I have held various roles over the years, including being Chairman from 1995 to 2003. Highlights of this time include 1996’s “Year of the Pier”, speaking in front of 8000 people at the re-opening of Southwold Pier and writing books for both Ian Allan and Frances Frith.

Since then I’ve been the society’s first Hon Vice President, and continue to represent us largely behind the scenes including providing a chapter for our “British Seaside Piers” volume and helping promote my local pier at Cleethorpes.

Incidentally I became interested in piers back in 1971, and took advantage of a student railcard while at College to visit most structures around our coast.
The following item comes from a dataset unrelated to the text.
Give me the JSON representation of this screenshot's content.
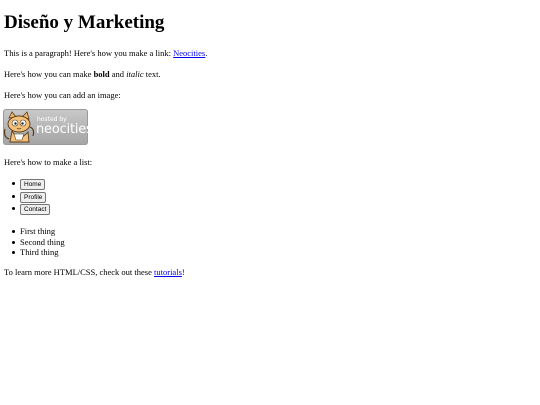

My favourites are probably Southend (for sheer size!) and Llandudno (location), while I like pier history rather than shows. But each to his or her own!

Chris Wyatt : Website Manager

My interest in piers really began when my wife and I moved in 2004 from central Cardiff to a flat on Penarth Esplanade immediately opposite Penarth Pier. The beautiful art deco pavilion on the pier was then a complete wreck and had been closed to the public for many years. The pier itself, however, was in excellent condition and my curiosity regarding seaside piers was aroused. I eventually joined NPS in February 2008 and, when the Society. held its AGM in Penarth in 2009, I foolishly asked if the Executive Committee contained any Welsh members, which resulted in a vacancy being filled by a new Welsh member, ie. me.
During my tenure on the Executive Committee, I designed and managed the previous incarnation of our website and, following the departure of the creator and manager of our current site, I have taken over the website manager role.
I am currently also a volunteer at the National Trust’s Dyffryn Gardens where I drive the visitors 6-seater electric buggy and work in the Shop and on the Reception desk in the Visitor Centre (VR).

Kathryn Ferry : Media Relations Officer

I grew up near the North Devon coast but my closest resort of Westward Ho! had lost its pier well over a century before I moved there. It was a love of beach huts that got me hooked on the seaside and in 2002 I toured the English coast by public transport, from Seaton Carew near Hartlepool to Dunster Beach on the Bristol Channel. It took me two months and along with all the huts I saw, the trip also inspired my interest in piers.

After completing my PhD on the Victorian architect Owen Jones in 2004, I went to work for The Victorian Society in London, campaigning to promote and protect threatened buildings from that era. This marked my first involvement with the NPS. I subsequently decided to become a freelance writer and historian and have since published books on beach huts (including an account of my tour), seaside holidays, bungalows and Butlin’s. In 2018 I wrote a number of articles celebrating the bicentenary of Eugenius Birch, THE Victorian pier engineer who was born in 1818. Hopefully this research will result in the first ever book dedicated to Birch and his work.

With my experience of giving press, radio and television interviews I jumped at the chance of becoming media relations officer for the NPS and look forward to continuing the good work of profile raising done by my predecessor Anthony Wills.